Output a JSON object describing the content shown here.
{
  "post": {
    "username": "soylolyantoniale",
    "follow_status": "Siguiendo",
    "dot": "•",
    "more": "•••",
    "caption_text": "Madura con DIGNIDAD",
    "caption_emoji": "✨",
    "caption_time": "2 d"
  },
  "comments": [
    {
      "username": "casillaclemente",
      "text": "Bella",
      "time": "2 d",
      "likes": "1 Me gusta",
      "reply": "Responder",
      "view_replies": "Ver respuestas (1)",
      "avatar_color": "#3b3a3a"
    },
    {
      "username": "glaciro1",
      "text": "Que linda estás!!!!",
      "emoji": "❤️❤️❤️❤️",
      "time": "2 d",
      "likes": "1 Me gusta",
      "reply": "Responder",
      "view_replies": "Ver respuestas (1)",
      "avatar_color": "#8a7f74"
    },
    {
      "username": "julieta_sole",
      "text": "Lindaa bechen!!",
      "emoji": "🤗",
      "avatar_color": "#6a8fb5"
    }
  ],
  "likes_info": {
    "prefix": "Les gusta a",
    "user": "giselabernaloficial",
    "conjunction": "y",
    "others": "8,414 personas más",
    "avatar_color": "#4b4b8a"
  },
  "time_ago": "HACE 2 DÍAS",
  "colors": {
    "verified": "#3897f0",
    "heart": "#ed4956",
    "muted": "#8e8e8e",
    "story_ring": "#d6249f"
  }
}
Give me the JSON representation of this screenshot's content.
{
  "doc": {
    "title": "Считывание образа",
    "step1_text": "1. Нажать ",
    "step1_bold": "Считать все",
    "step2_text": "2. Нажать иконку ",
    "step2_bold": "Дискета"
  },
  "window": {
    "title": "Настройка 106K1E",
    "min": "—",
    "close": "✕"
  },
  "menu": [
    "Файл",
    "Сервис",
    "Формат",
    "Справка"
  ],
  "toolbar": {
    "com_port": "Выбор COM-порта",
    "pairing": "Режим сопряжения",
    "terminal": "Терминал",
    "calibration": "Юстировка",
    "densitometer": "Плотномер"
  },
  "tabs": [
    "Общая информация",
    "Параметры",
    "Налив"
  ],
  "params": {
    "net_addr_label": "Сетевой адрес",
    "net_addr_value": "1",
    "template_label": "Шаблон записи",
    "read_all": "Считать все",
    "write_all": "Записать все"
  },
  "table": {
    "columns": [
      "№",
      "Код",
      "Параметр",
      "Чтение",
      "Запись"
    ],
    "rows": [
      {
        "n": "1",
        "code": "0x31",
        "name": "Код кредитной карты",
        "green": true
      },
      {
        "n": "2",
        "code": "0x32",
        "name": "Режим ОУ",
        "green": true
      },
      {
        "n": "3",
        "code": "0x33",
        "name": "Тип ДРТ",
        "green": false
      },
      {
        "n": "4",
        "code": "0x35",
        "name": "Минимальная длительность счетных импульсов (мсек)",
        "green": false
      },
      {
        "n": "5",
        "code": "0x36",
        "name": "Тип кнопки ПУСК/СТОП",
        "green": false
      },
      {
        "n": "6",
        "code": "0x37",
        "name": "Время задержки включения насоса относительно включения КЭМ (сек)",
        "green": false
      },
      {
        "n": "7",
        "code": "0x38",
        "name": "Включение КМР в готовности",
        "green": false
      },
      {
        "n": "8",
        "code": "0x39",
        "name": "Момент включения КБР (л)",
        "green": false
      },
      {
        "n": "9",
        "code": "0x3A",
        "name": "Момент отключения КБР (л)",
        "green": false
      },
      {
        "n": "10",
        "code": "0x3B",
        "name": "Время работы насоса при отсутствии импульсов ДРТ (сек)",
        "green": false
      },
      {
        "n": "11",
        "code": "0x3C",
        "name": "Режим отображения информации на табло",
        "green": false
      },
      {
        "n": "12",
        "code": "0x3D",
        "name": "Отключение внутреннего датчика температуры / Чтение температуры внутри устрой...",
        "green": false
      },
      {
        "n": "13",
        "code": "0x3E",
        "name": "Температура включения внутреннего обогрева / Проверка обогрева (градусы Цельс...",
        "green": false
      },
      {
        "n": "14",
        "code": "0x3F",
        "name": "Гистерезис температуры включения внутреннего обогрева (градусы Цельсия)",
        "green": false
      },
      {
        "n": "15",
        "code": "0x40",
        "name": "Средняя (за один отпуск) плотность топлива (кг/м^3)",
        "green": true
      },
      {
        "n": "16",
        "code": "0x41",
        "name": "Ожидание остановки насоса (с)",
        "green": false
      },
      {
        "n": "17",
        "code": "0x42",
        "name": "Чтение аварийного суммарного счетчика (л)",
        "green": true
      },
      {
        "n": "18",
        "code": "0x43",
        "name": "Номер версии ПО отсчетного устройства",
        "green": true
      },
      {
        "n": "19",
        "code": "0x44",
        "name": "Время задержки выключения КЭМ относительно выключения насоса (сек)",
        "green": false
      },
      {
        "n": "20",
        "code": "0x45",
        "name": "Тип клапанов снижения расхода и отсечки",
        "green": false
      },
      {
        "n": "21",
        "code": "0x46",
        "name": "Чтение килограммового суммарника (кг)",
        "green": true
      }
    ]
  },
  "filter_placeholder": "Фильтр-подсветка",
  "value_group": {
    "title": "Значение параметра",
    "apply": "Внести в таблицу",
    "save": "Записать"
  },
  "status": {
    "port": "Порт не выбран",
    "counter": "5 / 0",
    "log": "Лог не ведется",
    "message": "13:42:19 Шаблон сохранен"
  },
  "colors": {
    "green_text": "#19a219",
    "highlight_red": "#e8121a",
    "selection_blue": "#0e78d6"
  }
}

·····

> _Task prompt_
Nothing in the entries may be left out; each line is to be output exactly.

> _Task solution_
Output a JSON object describing the content shown here.
{
  "post": {
    "username": "soylolyantoniale",
    "follow_status": "Siguiendo",
    "dot": "•",
    "more": "•••",
    "caption_text": "Madura con DIGNIDAD",
    "caption_emoji": "✨",
    "caption_time": "2 d"
  },
  "comments": [
    {
      "username": "casillaclemente",
      "text": "Bella",
      "time": "2 d",
      "likes": "1 Me gusta",
      "reply": "Responder",
      "view_replies": "Ver respuestas (1)",
      "avatar_color": "#3b3a3a"
    },
    {
      "username": "glaciro1",
      "text": "Que linda estás!!!!",
      "emoji": "❤️❤️❤️❤️",
      "time": "2 d",
      "likes": "1 Me gusta",
      "reply": "Responder",
      "view_replies": "Ver respuestas (1)",
      "avatar_color": "#8a7f74"
    },
    {
      "username": "julieta_sole",
      "text": "Lindaa bechen!!",
      "emoji": "🤗",
      "avatar_color": "#6a8fb5"
    }
  ],
  "likes_info": {
    "prefix": "Les gusta a",
    "user": "giselabernaloficial",
    "conjunction": "y",
    "others": "8,414 personas más",
    "avatar_color": "#4b4b8a"
  },
  "time_ago": "HACE 2 DÍAS",
  "colors": {
    "verified": "#3897f0",
    "heart": "#ed4956",
    "muted": "#8e8e8e",
    "story_ring": "#d6249f"
  }
}
Give me the JSON representation of this screenshot's content.
{
  "doc": {
    "title": "Считывание образа",
    "step1_text": "1. Нажать ",
    "step1_bold": "Считать все",
    "step2_text": "2. Нажать иконку ",
    "step2_bold": "Дискета"
  },
  "window": {
    "title": "Настройка 106K1E",
    "min": "—",
    "close": "✕"
  },
  "menu": [
    "Файл",
    "Сервис",
    "Формат",
    "Справка"
  ],
  "toolbar": {
    "com_port": "Выбор COM-порта",
    "pairing": "Режим сопряжения",
    "terminal": "Терминал",
    "calibration": "Юстировка",
    "densitometer": "Плотномер"
  },
  "tabs": [
    "Общая информация",
    "Параметры",
    "Налив"
  ],
  "params": {
    "net_addr_label": "Сетевой адрес",
    "net_addr_value": "1",
    "template_label": "Шаблон записи",
    "read_all": "Считать все",
    "write_all": "Записать все"
  },
  "table": {
    "columns": [
      "№",
      "Код",
      "Параметр",
      "Чтение",
      "Запись"
    ],
    "rows": [
      {
        "n": "1",
        "code": "0x31",
        "name": "Код кредитной карты",
        "green": true
      },
      {
        "n": "2",
        "code": "0x32",
        "name": "Режим ОУ",
        "green": true
      },
      {
        "n": "3",
        "code": "0x33",
        "name": "Тип ДРТ",
        "green": false
      },
      {
        "n": "4",
        "code": "0x35",
        "name": "Минимальная длительность счетных импульсов (мсек)",
        "green": false
      },
      {
        "n": "5",
        "code": "0x36",
        "name": "Тип кнопки ПУСК/СТОП",
        "green": false
      },
      {
        "n": "6",
        "code": "0x37",
        "name": "Время задержки включения насоса относительно включения КЭМ (сек)",
        "green": false
      },
      {
        "n": "7",
        "code": "0x38",
        "name": "Включение КМР в готовности",
        "green": false
      },
      {
        "n": "8",
        "code": "0x39",
        "name": "Момент включения КБР (л)",
        "green": false
      },
      {
        "n": "9",
        "code": "0x3A",
        "name": "Момент отключения КБР (л)",
        "green": false
      },
      {
        "n": "10",
        "code": "0x3B",
        "name": "Время работы насоса при отсутствии импульсов ДРТ (сек)",
        "green": false
      },
      {
        "n": "11",
        "code": "0x3C",
        "name": "Режим отображения информации на табло",
        "green": false
      },
      {
        "n": "12",
        "code": "0x3D",
        "name": "Отключение внутреннего датчика температуры / Чтение температуры внутри устрой...",
        "green": false
      },
      {
        "n": "13",
        "code": "0x3E",
        "name": "Температура включения внутреннего обогрева / Проверка обогрева (градусы Цельс...",
        "green": false
      },
      {
        "n": "14",
        "code": "0x3F",
        "name": "Гистерезис температуры включения внутреннего обогрева (градусы Цельсия)",
        "green": false
      },
      {
        "n": "15",
        "code": "0x40",
        "name": "Средняя (за один отпуск) плотность топлива (кг/м^3)",
        "green": true
      },
      {
        "n": "16",
        "code": "0x41",
        "name": "Ожидание остановки насоса (с)",
        "green": false
      },
      {
        "n": "17",
        "code": "0x42",
        "name": "Чтение аварийного суммарного счетчика (л)",
        "green": true
      },
      {
        "n": "18",
        "code": "0x43",
        "name": "Номер версии ПО отсчетного устройства",
        "green": true
      },
      {
        "n": "19",
        "code": "0x44",
        "name": "Время задержки выключения КЭМ относительно выключения насоса (сек)",
        "green": false
      },
      {
        "n": "20",
        "code": "0x45",
        "name": "Тип клапанов снижения расхода и отсечки",
        "green": false
      },
      {
        "n": "21",
        "code": "0x46",
        "name": "Чтение килограммового суммарника (кг)",
        "green": true
      }
    ]
  },
  "filter_placeholder": "Фильтр-подсветка",
  "value_group": {
    "title": "Значение параметра",
    "apply": "Внести в таблицу",
    "save": "Записать"
  },
  "status": {
    "port": "Порт не выбран",
    "counter": "5 / 0",
    "log": "Лог не ведется",
    "message": "13:42:19 Шаблон сохранен"
  },
  "colors": {
    "green_text": "#19a219",
    "highlight_red": "#e8121a",
    "selection_blue": "#0e78d6"
  }
}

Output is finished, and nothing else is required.